01 December 2015Stonehenge and the A303
In our role as guardian of Stonehenge, English Heritage welcomes the Government’s plans to invest in a fully bored tunnel of at least 2.9km to remove a large part of the existing A303 from the Stonehenge World Heritage Site.
The Stonehenge World Heritage Site is famous throughout the world and is one of the most important prehistoric landscapes in Europe.
Today this landscape is split in two by a major road – the A303 – which acts as a barrier to people enjoying, exploring and understanding the World Heritage Site.
English Heritage wants to see the monument reconnected to its ancient landscape and the negative impact of roads within the World Heritage Site reduced. Great strides to achieve this vision have been made in recent years, including the removal of the old Stonehenge visitor facilities and the A344 road from the landscape.
But there is more to be done.
Tens of thousands of vehicles thunder past Stonehenge on the A303 every day. The heavy traffic and constant noise from the road compromises our enjoyment and understanding of the monument and the road cuts the stones off from much of the surrounding ancient landscape and many prehistoric monuments.

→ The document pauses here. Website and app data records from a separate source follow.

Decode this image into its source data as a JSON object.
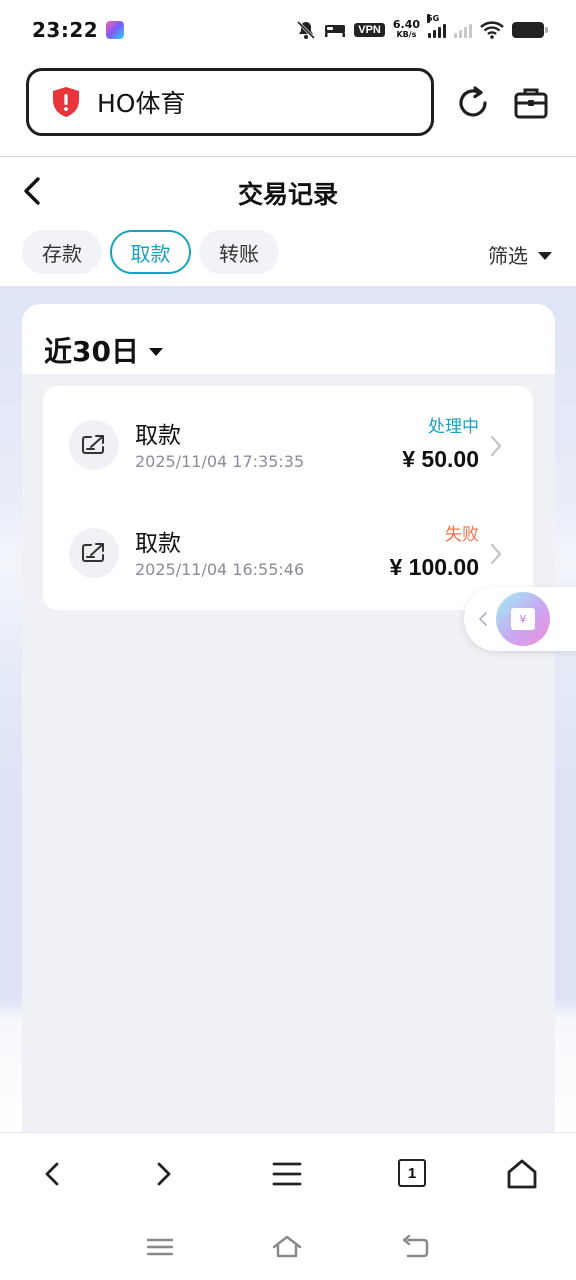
{
  "status_bar": {
    "time": "23:22",
    "vpn": "VPN",
    "speed_value": "6.40",
    "speed_unit": "KB/s",
    "network": "5G"
  },
  "browser": {
    "url_text": "HO体育",
    "tab_count": "1"
  },
  "header": {
    "title": "交易记录"
  },
  "tabs": [
    {
      "label": "存款",
      "active": false
    },
    {
      "label": "取款",
      "active": true
    },
    {
      "label": "转账",
      "active": false
    }
  ],
  "filter": {
    "label": "筛选"
  },
  "period": {
    "label": "近30日"
  },
  "records": [
    {
      "type": "取款",
      "time": "2025/11/04 17:35:35",
      "status": "处理中",
      "status_color": "#16a3c0",
      "amount": "¥ 50.00"
    },
    {
      "type": "取款",
      "time": "2025/11/04 16:55:46",
      "status": "失败",
      "status_color": "#f0704a",
      "amount": "¥ 100.00"
    }
  ],
  "float_widget": {
    "symbol": "¥"
  },
  "colors": {
    "accent": "#16a3c0",
    "processing": "#16a3c0",
    "failed": "#f0704a"
  }
}
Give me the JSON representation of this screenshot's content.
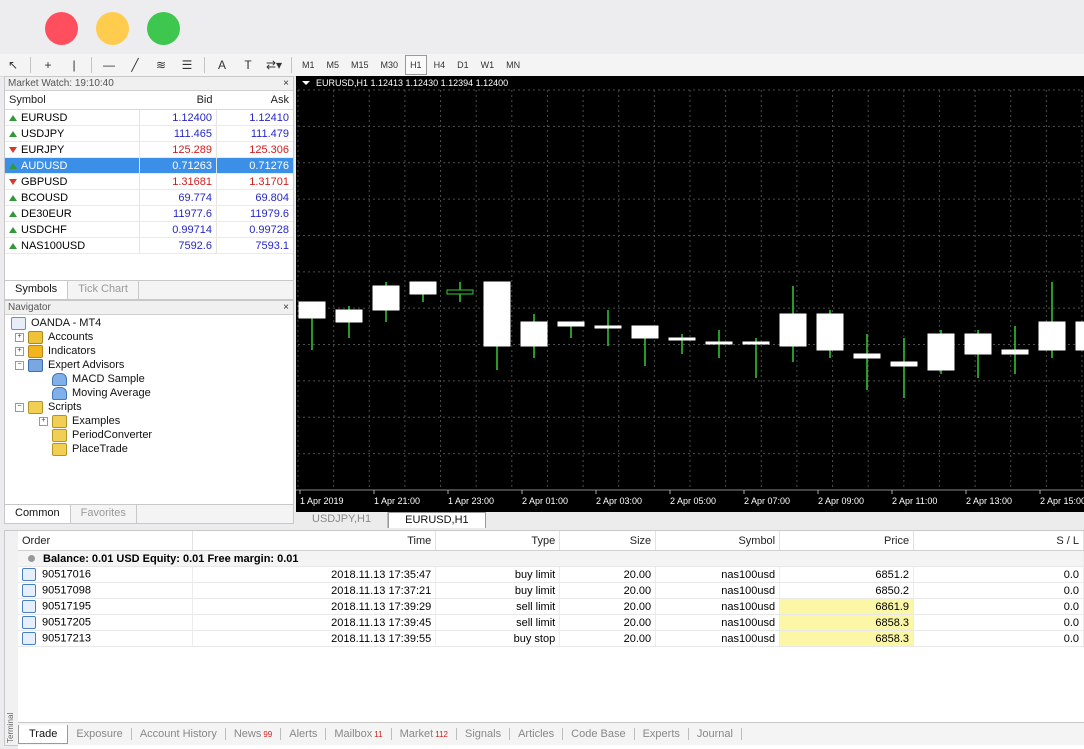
{
  "colors": {
    "up_marker": "#2e9a3a",
    "down_marker": "#d21e1e",
    "price_blue": "#2727c8",
    "selected_row": "#3c8fe6",
    "highlight_price": "#fbf7a6",
    "grid": "#4d4d4d",
    "candle_bull": "#ffffff",
    "wick": "#33cc33"
  },
  "toolbar": {
    "icons": [
      "cursor-icon",
      "crosshair-icon",
      "vertical-line-icon",
      "horizontal-line-icon",
      "trendline-icon",
      "fibonacci-icon",
      "channel-icon",
      "text-icon",
      "label-icon",
      "arrows-icon"
    ],
    "icon_glyphs": [
      "↖",
      "+",
      "|",
      "—",
      "╱",
      "≋",
      "☰",
      "A",
      "T",
      "⇄▾"
    ],
    "timeframes": [
      "M1",
      "M5",
      "M15",
      "M30",
      "H1",
      "H4",
      "D1",
      "W1",
      "MN"
    ],
    "active_timeframe": "H1"
  },
  "market_watch": {
    "title": "Market Watch: 19:10:40",
    "close": "×",
    "headers": {
      "symbol": "Symbol",
      "bid": "Bid",
      "ask": "Ask"
    },
    "rows": [
      {
        "symbol": "EURUSD",
        "bid": "1.12400",
        "ask": "1.12410",
        "dir": "up",
        "color": "blue"
      },
      {
        "symbol": "USDJPY",
        "bid": "111.465",
        "ask": "111.479",
        "dir": "up",
        "color": "blue"
      },
      {
        "symbol": "EURJPY",
        "bid": "125.289",
        "ask": "125.306",
        "dir": "down",
        "color": "red"
      },
      {
        "symbol": "AUDUSD",
        "bid": "0.71263",
        "ask": "0.71276",
        "dir": "up",
        "color": "blue",
        "selected": true
      },
      {
        "symbol": "GBPUSD",
        "bid": "1.31681",
        "ask": "1.31701",
        "dir": "down",
        "color": "red"
      },
      {
        "symbol": "BCOUSD",
        "bid": "69.774",
        "ask": "69.804",
        "dir": "up",
        "color": "blue"
      },
      {
        "symbol": "DE30EUR",
        "bid": "11977.6",
        "ask": "11979.6",
        "dir": "up",
        "color": "blue"
      },
      {
        "symbol": "USDCHF",
        "bid": "0.99714",
        "ask": "0.99728",
        "dir": "up",
        "color": "blue"
      },
      {
        "symbol": "NAS100USD",
        "bid": "7592.6",
        "ask": "7593.1",
        "dir": "up",
        "color": "blue"
      }
    ],
    "tabs": [
      "Symbols",
      "Tick Chart"
    ]
  },
  "navigator": {
    "title": "Navigator",
    "close": "×",
    "items": [
      {
        "label": "OANDA - MT4",
        "level": 0,
        "icon": "mt4",
        "expander": ""
      },
      {
        "label": "Accounts",
        "level": 1,
        "icon": "acc",
        "expander": "+"
      },
      {
        "label": "Indicators",
        "level": 1,
        "icon": "ind",
        "expander": "+"
      },
      {
        "label": "Expert Advisors",
        "level": 1,
        "icon": "ea",
        "expander": "−"
      },
      {
        "label": "MACD Sample",
        "level": 2,
        "icon": "hat",
        "expander": ""
      },
      {
        "label": "Moving Average",
        "level": 2,
        "icon": "hat",
        "expander": ""
      },
      {
        "label": "Scripts",
        "level": 1,
        "icon": "scr",
        "expander": "−"
      },
      {
        "label": "Examples",
        "level": 2,
        "icon": "scr",
        "expander": "+"
      },
      {
        "label": "PeriodConverter",
        "level": 2,
        "icon": "scr",
        "expander": ""
      },
      {
        "label": "PlaceTrade",
        "level": 2,
        "icon": "scr",
        "expander": ""
      }
    ],
    "tabs": [
      "Common",
      "Favorites"
    ]
  },
  "chart": {
    "header": "EURUSD,H1  1.12413 1.12430 1.12394 1.12400",
    "tabs": [
      "USDJPY,H1",
      "EURUSD,H1"
    ],
    "active_tab": "EURUSD,H1"
  },
  "chart_data": {
    "type": "candlestick",
    "symbol": "EURUSD",
    "timeframe": "H1",
    "title": "EURUSD,H1  1.12413 1.12430 1.12394 1.12400",
    "x_tick_labels": [
      "1 Apr 2019",
      "1 Apr 21:00",
      "1 Apr 23:00",
      "2 Apr 01:00",
      "2 Apr 03:00",
      "2 Apr 05:00",
      "2 Apr 07:00",
      "2 Apr 09:00",
      "2 Apr 11:00",
      "2 Apr 13:00",
      "2 Apr 15:00"
    ],
    "ylim": [
      0,
      100
    ],
    "candles": [
      {
        "o": 43,
        "h": 47,
        "l": 35,
        "c": 47
      },
      {
        "o": 42,
        "h": 46,
        "l": 38,
        "c": 45
      },
      {
        "o": 45,
        "h": 52,
        "l": 42,
        "c": 51
      },
      {
        "o": 49,
        "h": 52,
        "l": 47,
        "c": 52
      },
      {
        "o": 50,
        "h": 52,
        "l": 47,
        "c": 49
      },
      {
        "o": 36,
        "h": 52,
        "l": 30,
        "c": 52
      },
      {
        "o": 36,
        "h": 44,
        "l": 33,
        "c": 42
      },
      {
        "o": 41,
        "h": 42,
        "l": 38,
        "c": 42
      },
      {
        "o": 41,
        "h": 45,
        "l": 36,
        "c": 41
      },
      {
        "o": 38,
        "h": 41,
        "l": 31,
        "c": 41
      },
      {
        "o": 38,
        "h": 39,
        "l": 34,
        "c": 38
      },
      {
        "o": 37,
        "h": 40,
        "l": 33,
        "c": 37
      },
      {
        "o": 37,
        "h": 38,
        "l": 28,
        "c": 37
      },
      {
        "o": 36,
        "h": 51,
        "l": 32,
        "c": 44
      },
      {
        "o": 35,
        "h": 45,
        "l": 33,
        "c": 44
      },
      {
        "o": 33,
        "h": 39,
        "l": 25,
        "c": 34
      },
      {
        "o": 31,
        "h": 38,
        "l": 23,
        "c": 32
      },
      {
        "o": 30,
        "h": 40,
        "l": 29,
        "c": 39
      },
      {
        "o": 34,
        "h": 40,
        "l": 28,
        "c": 39
      },
      {
        "o": 34,
        "h": 41,
        "l": 29,
        "c": 35
      },
      {
        "o": 35,
        "h": 52,
        "l": 33,
        "c": 42
      },
      {
        "o": 35,
        "h": 44,
        "l": 28,
        "c": 42
      }
    ]
  },
  "terminal": {
    "headers": [
      "Order",
      "Time",
      "Type",
      "Size",
      "Symbol",
      "Price",
      "S / L"
    ],
    "balance_line": "Balance: 0.01 USD  Equity: 0.01  Free margin: 0.01",
    "rows": [
      {
        "order": "90517016",
        "time": "2018.11.13 17:35:47",
        "type": "buy limit",
        "size": "20.00",
        "symbol": "nas100usd",
        "price": "6851.2",
        "sl": "0.0",
        "highlight": false
      },
      {
        "order": "90517098",
        "time": "2018.11.13 17:37:21",
        "type": "buy limit",
        "size": "20.00",
        "symbol": "nas100usd",
        "price": "6850.2",
        "sl": "0.0",
        "highlight": false
      },
      {
        "order": "90517195",
        "time": "2018.11.13 17:39:29",
        "type": "sell limit",
        "size": "20.00",
        "symbol": "nas100usd",
        "price": "6861.9",
        "sl": "0.0",
        "highlight": true
      },
      {
        "order": "90517205",
        "time": "2018.11.13 17:39:45",
        "type": "sell limit",
        "size": "20.00",
        "symbol": "nas100usd",
        "price": "6858.3",
        "sl": "0.0",
        "highlight": true
      },
      {
        "order": "90517213",
        "time": "2018.11.13 17:39:55",
        "type": "buy stop",
        "size": "20.00",
        "symbol": "nas100usd",
        "price": "6858.3",
        "sl": "0.0",
        "highlight": true
      }
    ],
    "side_label": "Terminal",
    "tabs": [
      {
        "label": "Trade",
        "badge": "",
        "active": true
      },
      {
        "label": "Exposure",
        "badge": ""
      },
      {
        "label": "Account History",
        "badge": ""
      },
      {
        "label": "News",
        "badge": "99"
      },
      {
        "label": "Alerts",
        "badge": ""
      },
      {
        "label": "Mailbox",
        "badge": "11"
      },
      {
        "label": "Market",
        "badge": "112"
      },
      {
        "label": "Signals",
        "badge": ""
      },
      {
        "label": "Articles",
        "badge": ""
      },
      {
        "label": "Code Base",
        "badge": ""
      },
      {
        "label": "Experts",
        "badge": ""
      },
      {
        "label": "Journal",
        "badge": ""
      }
    ]
  }
}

On 1 December 2014, the Government announced that it would invest in a fully bored tunnel of at least 2.9km to remove much of the A303 trunk road from the Stonehenge World Heritage Site. English Heritage, Historic England and the National Trust all welcomed the announcement, describing it as a “momentous decision”.
It is vital that any tunnel scheme is in the right place and designed to the best specification. English Heritage along with Historic England and the National Trust will work with the Government, Highways England and other key parties, to find a solution that protects the Outstanding Universal Value of the World Heritage Site and addresses the adverse impacts the existing A303 has on this extraordinary place.